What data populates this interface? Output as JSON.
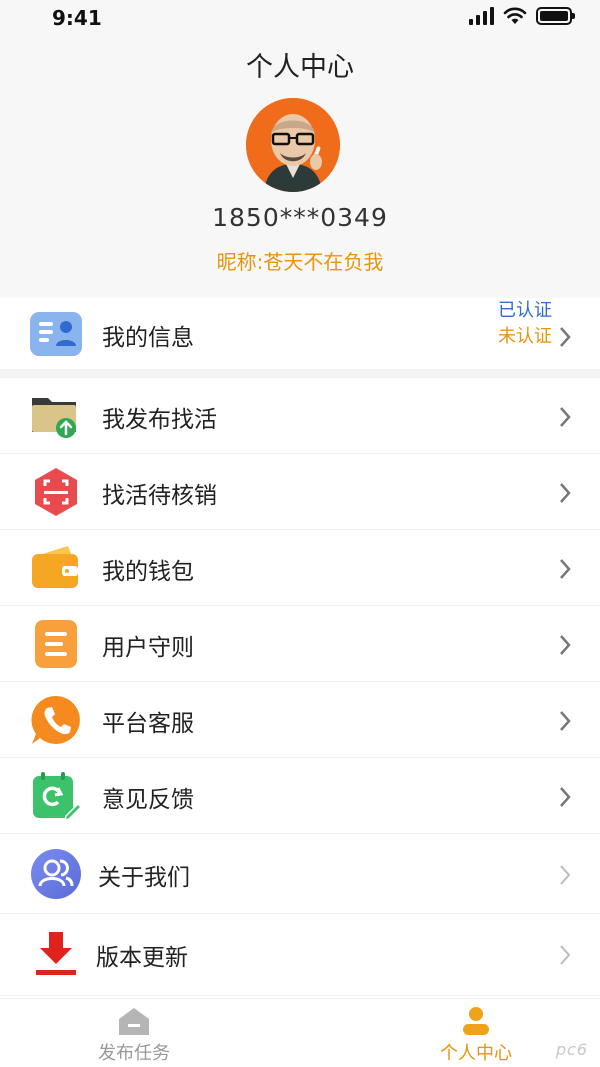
{
  "status_bar": {
    "time": "9:41"
  },
  "header": {
    "title": "个人中心",
    "phone": "1850***0349",
    "nickname": "昵称:苍天不在负我"
  },
  "menu": {
    "items": [
      {
        "label": "我的信息",
        "icon": "id-card-icon",
        "status_verified": "已认证",
        "status_unverified": "未认证"
      },
      {
        "label": "我发布找活",
        "icon": "folder-upload-icon"
      },
      {
        "label": "找活待核销",
        "icon": "scan-icon"
      },
      {
        "label": "我的钱包",
        "icon": "wallet-icon"
      },
      {
        "label": "用户守则",
        "icon": "document-icon"
      },
      {
        "label": "平台客服",
        "icon": "phone-icon"
      },
      {
        "label": "意见反馈",
        "icon": "feedback-icon"
      },
      {
        "label": "关于我们",
        "icon": "people-icon"
      },
      {
        "label": "版本更新",
        "icon": "download-icon"
      }
    ]
  },
  "tabbar": {
    "tabs": [
      {
        "label": "发布任务",
        "icon": "home-icon",
        "active": false
      },
      {
        "label": "个人中心",
        "icon": "user-icon",
        "active": true
      }
    ]
  },
  "watermark": "pc6",
  "colors": {
    "accent": "#e8950c",
    "verified": "#2f6bd0",
    "inactive": "#999999"
  }
}
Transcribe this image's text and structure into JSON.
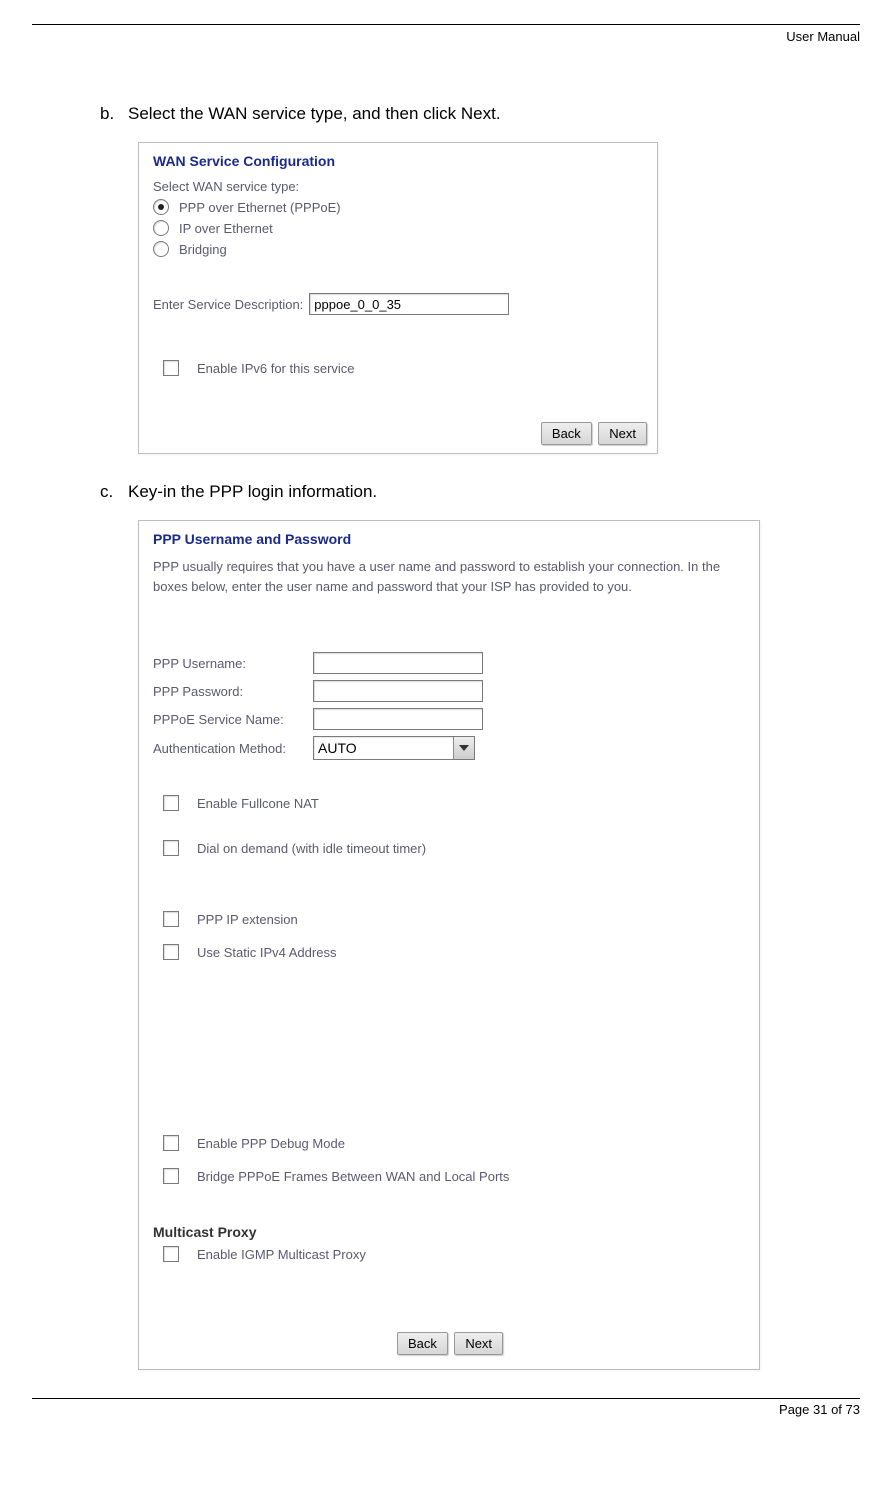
{
  "header": {
    "right": "User Manual"
  },
  "steps": {
    "b": {
      "letter": "b.",
      "text": "Select the WAN service type, and then click Next."
    },
    "c": {
      "letter": "c.",
      "text": "Key-in the PPP login information."
    }
  },
  "panel1": {
    "title": "WAN Service Configuration",
    "select_label": "Select WAN service type:",
    "options": {
      "pppoe": "PPP over Ethernet (PPPoE)",
      "ipoe": "IP over Ethernet",
      "bridging": "Bridging"
    },
    "desc_label": "Enter Service Description:",
    "desc_value": "pppoe_0_0_35",
    "ipv6_label": "Enable IPv6 for this service",
    "back": "Back",
    "next": "Next"
  },
  "panel2": {
    "title": "PPP Username and Password",
    "intro": "PPP usually requires that you have a user name and password to establish your connection. In the boxes below, enter the user name and password that your ISP has provided to you.",
    "username_label": "PPP Username:",
    "password_label": "PPP Password:",
    "service_label": "PPPoE Service Name:",
    "auth_label": "Authentication Method:",
    "auth_value": "AUTO",
    "checks": {
      "fullcone": "Enable Fullcone NAT",
      "dial": "Dial on demand (with idle timeout timer)",
      "pppip": "PPP IP extension",
      "static": "Use Static IPv4 Address",
      "debug": "Enable PPP Debug Mode",
      "bridge": "Bridge PPPoE Frames Between WAN and Local Ports",
      "igmp": "Enable IGMP Multicast Proxy"
    },
    "multicast_title": "Multicast Proxy",
    "back": "Back",
    "next": "Next"
  },
  "footer": {
    "page": "Page 31 of 73"
  }
}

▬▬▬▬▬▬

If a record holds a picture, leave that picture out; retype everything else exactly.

What data populates this interface? Output as JSON.
{
  "status_bar": {
    "time": "9:41"
  },
  "header": {
    "title": "个人中心",
    "phone": "1850***0349",
    "nickname": "昵称:苍天不在负我"
  },
  "menu": {
    "items": [
      {
        "label": "我的信息",
        "icon": "id-card-icon",
        "status_verified": "已认证",
        "status_unverified": "未认证"
      },
      {
        "label": "我发布找活",
        "icon": "folder-upload-icon"
      },
      {
        "label": "找活待核销",
        "icon": "scan-icon"
      },
      {
        "label": "我的钱包",
        "icon": "wallet-icon"
      },
      {
        "label": "用户守则",
        "icon": "document-icon"
      },
      {
        "label": "平台客服",
        "icon": "phone-icon"
      },
      {
        "label": "意见反馈",
        "icon": "feedback-icon"
      },
      {
        "label": "关于我们",
        "icon": "people-icon"
      },
      {
        "label": "版本更新",
        "icon": "download-icon"
      }
    ]
  },
  "tabbar": {
    "tabs": [
      {
        "label": "发布任务",
        "icon": "home-icon",
        "active": false
      },
      {
        "label": "个人中心",
        "icon": "user-icon",
        "active": true
      }
    ]
  },
  "watermark": "pc6",
  "colors": {
    "accent": "#e8950c",
    "verified": "#2f6bd0",
    "inactive": "#999999"
  }
}
Transcribe this image's text and structure into JSON.
{
  "header": {
    "right": "User Manual"
  },
  "steps": {
    "b": {
      "letter": "b.",
      "text": "Select the WAN service type, and then click Next."
    },
    "c": {
      "letter": "c.",
      "text": "Key-in the PPP login information."
    }
  },
  "panel1": {
    "title": "WAN Service Configuration",
    "select_label": "Select WAN service type:",
    "options": {
      "pppoe": "PPP over Ethernet (PPPoE)",
      "ipoe": "IP over Ethernet",
      "bridging": "Bridging"
    },
    "desc_label": "Enter Service Description:",
    "desc_value": "pppoe_0_0_35",
    "ipv6_label": "Enable IPv6 for this service",
    "back": "Back",
    "next": "Next"
  },
  "panel2": {
    "title": "PPP Username and Password",
    "intro": "PPP usually requires that you have a user name and password to establish your connection. In the boxes below, enter the user name and password that your ISP has provided to you.",
    "username_label": "PPP Username:",
    "password_label": "PPP Password:",
    "service_label": "PPPoE Service Name:",
    "auth_label": "Authentication Method:",
    "auth_value": "AUTO",
    "checks": {
      "fullcone": "Enable Fullcone NAT",
      "dial": "Dial on demand (with idle timeout timer)",
      "pppip": "PPP IP extension",
      "static": "Use Static IPv4 Address",
      "debug": "Enable PPP Debug Mode",
      "bridge": "Bridge PPPoE Frames Between WAN and Local Ports",
      "igmp": "Enable IGMP Multicast Proxy"
    },
    "multicast_title": "Multicast Proxy",
    "back": "Back",
    "next": "Next"
  },
  "footer": {
    "page": "Page 31 of 73"
  }
}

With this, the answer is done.